▶ Your task
What you print should match the entries exactly, only without the pictures.

▶ Data to process
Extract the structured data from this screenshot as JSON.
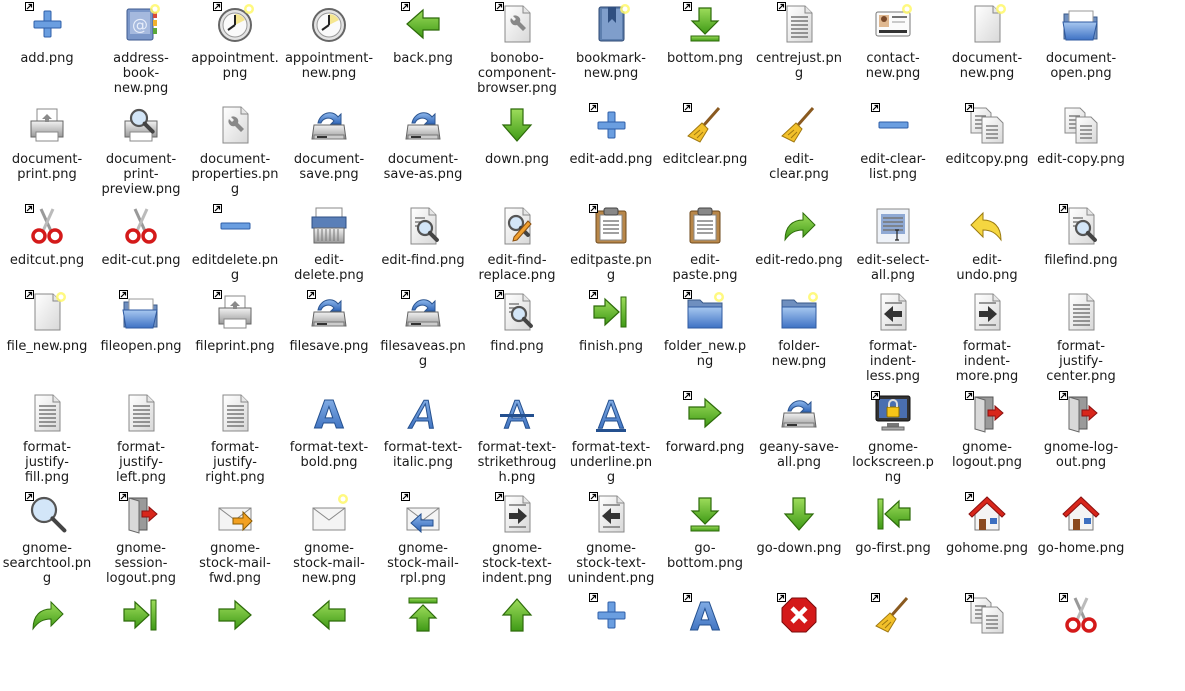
{
  "files": [
    {
      "label": "add.png",
      "icon": "plus-icon",
      "link": true
    },
    {
      "label": "address-\nbook-\nnew.png",
      "icon": "address-book-icon",
      "star": true
    },
    {
      "label": "appointment.\npng",
      "icon": "clock-icon",
      "link": true,
      "star": true
    },
    {
      "label": "appointment-\nnew.png",
      "icon": "clock-icon"
    },
    {
      "label": "back.png",
      "icon": "arrow-left-icon",
      "link": true
    },
    {
      "label": "bonobo-\ncomponent-\nbrowser.png",
      "icon": "document-wrench-icon",
      "link": true
    },
    {
      "label": "bookmark-\nnew.png",
      "icon": "bookmark-icon",
      "star": true
    },
    {
      "label": "bottom.png",
      "icon": "arrow-bottom-icon",
      "link": true
    },
    {
      "label": "centrejust.pn\ng",
      "icon": "text-lines-icon",
      "link": true
    },
    {
      "label": "contact-\nnew.png",
      "icon": "contact-card-icon",
      "star": true
    },
    {
      "label": "document-\nnew.png",
      "icon": "document-new-icon",
      "star": true
    },
    {
      "label": "document-\nopen.png",
      "icon": "folder-open-icon"
    },
    {
      "label": "document-\nprint.png",
      "icon": "printer-icon"
    },
    {
      "label": "document-\nprint-\npreview.png",
      "icon": "print-preview-icon"
    },
    {
      "label": "document-\nproperties.pn\ng",
      "icon": "document-wrench-icon"
    },
    {
      "label": "document-\nsave.png",
      "icon": "save-drive-icon"
    },
    {
      "label": "document-\nsave-as.png",
      "icon": "save-drive-icon"
    },
    {
      "label": "down.png",
      "icon": "arrow-down-icon"
    },
    {
      "label": "edit-add.png",
      "icon": "plus-icon",
      "link": true
    },
    {
      "label": "editclear.png",
      "icon": "broom-icon",
      "link": true
    },
    {
      "label": "edit-\nclear.png",
      "icon": "broom-icon"
    },
    {
      "label": "edit-clear-\nlist.png",
      "icon": "minus-icon",
      "link": true
    },
    {
      "label": "editcopy.png",
      "icon": "copy-icon",
      "link": true
    },
    {
      "label": "edit-copy.png",
      "icon": "copy-icon"
    },
    {
      "label": "editcut.png",
      "icon": "scissors-icon",
      "link": true
    },
    {
      "label": "edit-cut.png",
      "icon": "scissors-icon"
    },
    {
      "label": "editdelete.pn\ng",
      "icon": "minus-icon",
      "link": true
    },
    {
      "label": "edit-\ndelete.png",
      "icon": "shredder-icon"
    },
    {
      "label": "edit-find.png",
      "icon": "document-magnifier-icon"
    },
    {
      "label": "edit-find-\nreplace.png",
      "icon": "find-replace-icon"
    },
    {
      "label": "editpaste.pn\ng",
      "icon": "clipboard-icon",
      "link": true
    },
    {
      "label": "edit-\npaste.png",
      "icon": "clipboard-icon"
    },
    {
      "label": "edit-redo.png",
      "icon": "redo-arrow-icon"
    },
    {
      "label": "edit-select-\nall.png",
      "icon": "select-all-icon"
    },
    {
      "label": "edit-\nundo.png",
      "icon": "undo-arrow-icon"
    },
    {
      "label": "filefind.png",
      "icon": "document-magnifier-icon",
      "link": true
    },
    {
      "label": "file_new.png",
      "icon": "document-new-icon",
      "link": true,
      "star": true
    },
    {
      "label": "fileopen.png",
      "icon": "folder-open-icon",
      "link": true
    },
    {
      "label": "fileprint.png",
      "icon": "printer-icon",
      "link": true
    },
    {
      "label": "filesave.png",
      "icon": "save-drive-icon",
      "link": true
    },
    {
      "label": "filesaveas.pn\ng",
      "icon": "save-drive-icon",
      "link": true
    },
    {
      "label": "find.png",
      "icon": "document-magnifier-icon",
      "link": true
    },
    {
      "label": "finish.png",
      "icon": "arrow-right-bar-icon",
      "link": true
    },
    {
      "label": "folder_new.p\nng",
      "icon": "folder-icon",
      "link": true,
      "star": true
    },
    {
      "label": "folder-\nnew.png",
      "icon": "folder-icon",
      "star": true
    },
    {
      "label": "format-\nindent-\nless.png",
      "icon": "indent-less-icon"
    },
    {
      "label": "format-\nindent-\nmore.png",
      "icon": "indent-more-icon"
    },
    {
      "label": "format-\njustify-\ncenter.png",
      "icon": "text-lines-icon"
    },
    {
      "label": "format-\njustify-\nfill.png",
      "icon": "text-lines-icon"
    },
    {
      "label": "format-\njustify-\nleft.png",
      "icon": "text-lines-icon"
    },
    {
      "label": "format-\njustify-\nright.png",
      "icon": "text-lines-icon"
    },
    {
      "label": "format-text-\nbold.png",
      "icon": "letter-a-bold-icon"
    },
    {
      "label": "format-text-\nitalic.png",
      "icon": "letter-a-italic-icon"
    },
    {
      "label": "format-text-\nstrikethroug\nh.png",
      "icon": "letter-a-strike-icon"
    },
    {
      "label": "format-text-\nunderline.pn\ng",
      "icon": "letter-a-underline-icon"
    },
    {
      "label": "forward.png",
      "icon": "arrow-right-icon",
      "link": true
    },
    {
      "label": "geany-save-\nall.png",
      "icon": "save-drive-icon"
    },
    {
      "label": "gnome-\nlockscreen.p\nng",
      "icon": "lock-screen-icon",
      "link": true
    },
    {
      "label": "gnome-\nlogout.png",
      "icon": "logout-door-icon",
      "link": true
    },
    {
      "label": "gnome-log-\nout.png",
      "icon": "logout-door-icon",
      "link": true
    },
    {
      "label": "gnome-\nsearchtool.pn\ng",
      "icon": "magnifier-icon",
      "link": true
    },
    {
      "label": "gnome-\nsession-\nlogout.png",
      "icon": "logout-door-icon",
      "link": true
    },
    {
      "label": "gnome-\nstock-mail-\nfwd.png",
      "icon": "mail-forward-icon"
    },
    {
      "label": "gnome-\nstock-mail-\nnew.png",
      "icon": "mail-new-icon",
      "star": true
    },
    {
      "label": "gnome-\nstock-mail-\nrpl.png",
      "icon": "mail-reply-icon",
      "link": true
    },
    {
      "label": "gnome-\nstock-text-\nindent.png",
      "icon": "indent-more-icon",
      "link": true
    },
    {
      "label": "gnome-\nstock-text-\nunindent.png",
      "icon": "indent-less-icon",
      "link": true
    },
    {
      "label": "go-\nbottom.png",
      "icon": "arrow-bottom-icon"
    },
    {
      "label": "go-down.png",
      "icon": "arrow-down-icon"
    },
    {
      "label": "go-first.png",
      "icon": "arrow-first-icon"
    },
    {
      "label": "gohome.png",
      "icon": "home-icon",
      "link": true
    },
    {
      "label": "go-home.png",
      "icon": "home-icon"
    },
    {
      "label": "",
      "icon": "redo-arrow-icon"
    },
    {
      "label": "",
      "icon": "arrow-right-bar-icon"
    },
    {
      "label": "",
      "icon": "arrow-right-icon"
    },
    {
      "label": "",
      "icon": "arrow-left-icon"
    },
    {
      "label": "",
      "icon": "arrow-top-icon"
    },
    {
      "label": "",
      "icon": "arrow-up-icon"
    },
    {
      "label": "",
      "icon": "plus-icon",
      "link": true
    },
    {
      "label": "",
      "icon": "letter-a-bold-icon",
      "link": true
    },
    {
      "label": "",
      "icon": "stop-icon",
      "link": true
    },
    {
      "label": "",
      "icon": "broom-icon",
      "link": true
    },
    {
      "label": "",
      "icon": "copy-icon",
      "link": true
    },
    {
      "label": "",
      "icon": "scissors-icon",
      "link": true
    }
  ]
}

▶ Response to this task
Extract the structured data from this screenshot as JSON.
{
  "files": [
    {
      "label": "add.png",
      "icon": "plus-icon",
      "link": true
    },
    {
      "label": "address-\nbook-\nnew.png",
      "icon": "address-book-icon",
      "star": true
    },
    {
      "label": "appointment.\npng",
      "icon": "clock-icon",
      "link": true,
      "star": true
    },
    {
      "label": "appointment-\nnew.png",
      "icon": "clock-icon"
    },
    {
      "label": "back.png",
      "icon": "arrow-left-icon",
      "link": true
    },
    {
      "label": "bonobo-\ncomponent-\nbrowser.png",
      "icon": "document-wrench-icon",
      "link": true
    },
    {
      "label": "bookmark-\nnew.png",
      "icon": "bookmark-icon",
      "star": true
    },
    {
      "label": "bottom.png",
      "icon": "arrow-bottom-icon",
      "link": true
    },
    {
      "label": "centrejust.pn\ng",
      "icon": "text-lines-icon",
      "link": true
    },
    {
      "label": "contact-\nnew.png",
      "icon": "contact-card-icon",
      "star": true
    },
    {
      "label": "document-\nnew.png",
      "icon": "document-new-icon",
      "star": true
    },
    {
      "label": "document-\nopen.png",
      "icon": "folder-open-icon"
    },
    {
      "label": "document-\nprint.png",
      "icon": "printer-icon"
    },
    {
      "label": "document-\nprint-\npreview.png",
      "icon": "print-preview-icon"
    },
    {
      "label": "document-\nproperties.pn\ng",
      "icon": "document-wrench-icon"
    },
    {
      "label": "document-\nsave.png",
      "icon": "save-drive-icon"
    },
    {
      "label": "document-\nsave-as.png",
      "icon": "save-drive-icon"
    },
    {
      "label": "down.png",
      "icon": "arrow-down-icon"
    },
    {
      "label": "edit-add.png",
      "icon": "plus-icon",
      "link": true
    },
    {
      "label": "editclear.png",
      "icon": "broom-icon",
      "link": true
    },
    {
      "label": "edit-\nclear.png",
      "icon": "broom-icon"
    },
    {
      "label": "edit-clear-\nlist.png",
      "icon": "minus-icon",
      "link": true
    },
    {
      "label": "editcopy.png",
      "icon": "copy-icon",
      "link": true
    },
    {
      "label": "edit-copy.png",
      "icon": "copy-icon"
    },
    {
      "label": "editcut.png",
      "icon": "scissors-icon",
      "link": true
    },
    {
      "label": "edit-cut.png",
      "icon": "scissors-icon"
    },
    {
      "label": "editdelete.pn\ng",
      "icon": "minus-icon",
      "link": true
    },
    {
      "label": "edit-\ndelete.png",
      "icon": "shredder-icon"
    },
    {
      "label": "edit-find.png",
      "icon": "document-magnifier-icon"
    },
    {
      "label": "edit-find-\nreplace.png",
      "icon": "find-replace-icon"
    },
    {
      "label": "editpaste.pn\ng",
      "icon": "clipboard-icon",
      "link": true
    },
    {
      "label": "edit-\npaste.png",
      "icon": "clipboard-icon"
    },
    {
      "label": "edit-redo.png",
      "icon": "redo-arrow-icon"
    },
    {
      "label": "edit-select-\nall.png",
      "icon": "select-all-icon"
    },
    {
      "label": "edit-\nundo.png",
      "icon": "undo-arrow-icon"
    },
    {
      "label": "filefind.png",
      "icon": "document-magnifier-icon",
      "link": true
    },
    {
      "label": "file_new.png",
      "icon": "document-new-icon",
      "link": true,
      "star": true
    },
    {
      "label": "fileopen.png",
      "icon": "folder-open-icon",
      "link": true
    },
    {
      "label": "fileprint.png",
      "icon": "printer-icon",
      "link": true
    },
    {
      "label": "filesave.png",
      "icon": "save-drive-icon",
      "link": true
    },
    {
      "label": "filesaveas.pn\ng",
      "icon": "save-drive-icon",
      "link": true
    },
    {
      "label": "find.png",
      "icon": "document-magnifier-icon",
      "link": true
    },
    {
      "label": "finish.png",
      "icon": "arrow-right-bar-icon",
      "link": true
    },
    {
      "label": "folder_new.p\nng",
      "icon": "folder-icon",
      "link": true,
      "star": true
    },
    {
      "label": "folder-\nnew.png",
      "icon": "folder-icon",
      "star": true
    },
    {
      "label": "format-\nindent-\nless.png",
      "icon": "indent-less-icon"
    },
    {
      "label": "format-\nindent-\nmore.png",
      "icon": "indent-more-icon"
    },
    {
      "label": "format-\njustify-\ncenter.png",
      "icon": "text-lines-icon"
    },
    {
      "label": "format-\njustify-\nfill.png",
      "icon": "text-lines-icon"
    },
    {
      "label": "format-\njustify-\nleft.png",
      "icon": "text-lines-icon"
    },
    {
      "label": "format-\njustify-\nright.png",
      "icon": "text-lines-icon"
    },
    {
      "label": "format-text-\nbold.png",
      "icon": "letter-a-bold-icon"
    },
    {
      "label": "format-text-\nitalic.png",
      "icon": "letter-a-italic-icon"
    },
    {
      "label": "format-text-\nstrikethroug\nh.png",
      "icon": "letter-a-strike-icon"
    },
    {
      "label": "format-text-\nunderline.pn\ng",
      "icon": "letter-a-underline-icon"
    },
    {
      "label": "forward.png",
      "icon": "arrow-right-icon",
      "link": true
    },
    {
      "label": "geany-save-\nall.png",
      "icon": "save-drive-icon"
    },
    {
      "label": "gnome-\nlockscreen.p\nng",
      "icon": "lock-screen-icon",
      "link": true
    },
    {
      "label": "gnome-\nlogout.png",
      "icon": "logout-door-icon",
      "link": true
    },
    {
      "label": "gnome-log-\nout.png",
      "icon": "logout-door-icon",
      "link": true
    },
    {
      "label": "gnome-\nsearchtool.pn\ng",
      "icon": "magnifier-icon",
      "link": true
    },
    {
      "label": "gnome-\nsession-\nlogout.png",
      "icon": "logout-door-icon",
      "link": true
    },
    {
      "label": "gnome-\nstock-mail-\nfwd.png",
      "icon": "mail-forward-icon"
    },
    {
      "label": "gnome-\nstock-mail-\nnew.png",
      "icon": "mail-new-icon",
      "star": true
    },
    {
      "label": "gnome-\nstock-mail-\nrpl.png",
      "icon": "mail-reply-icon",
      "link": true
    },
    {
      "label": "gnome-\nstock-text-\nindent.png",
      "icon": "indent-more-icon",
      "link": true
    },
    {
      "label": "gnome-\nstock-text-\nunindent.png",
      "icon": "indent-less-icon",
      "link": true
    },
    {
      "label": "go-\nbottom.png",
      "icon": "arrow-bottom-icon"
    },
    {
      "label": "go-down.png",
      "icon": "arrow-down-icon"
    },
    {
      "label": "go-first.png",
      "icon": "arrow-first-icon"
    },
    {
      "label": "gohome.png",
      "icon": "home-icon",
      "link": true
    },
    {
      "label": "go-home.png",
      "icon": "home-icon"
    },
    {
      "label": "",
      "icon": "redo-arrow-icon"
    },
    {
      "label": "",
      "icon": "arrow-right-bar-icon"
    },
    {
      "label": "",
      "icon": "arrow-right-icon"
    },
    {
      "label": "",
      "icon": "arrow-left-icon"
    },
    {
      "label": "",
      "icon": "arrow-top-icon"
    },
    {
      "label": "",
      "icon": "arrow-up-icon"
    },
    {
      "label": "",
      "icon": "plus-icon",
      "link": true
    },
    {
      "label": "",
      "icon": "letter-a-bold-icon",
      "link": true
    },
    {
      "label": "",
      "icon": "stop-icon",
      "link": true
    },
    {
      "label": "",
      "icon": "broom-icon",
      "link": true
    },
    {
      "label": "",
      "icon": "copy-icon",
      "link": true
    },
    {
      "label": "",
      "icon": "scissors-icon",
      "link": true
    }
  ]
}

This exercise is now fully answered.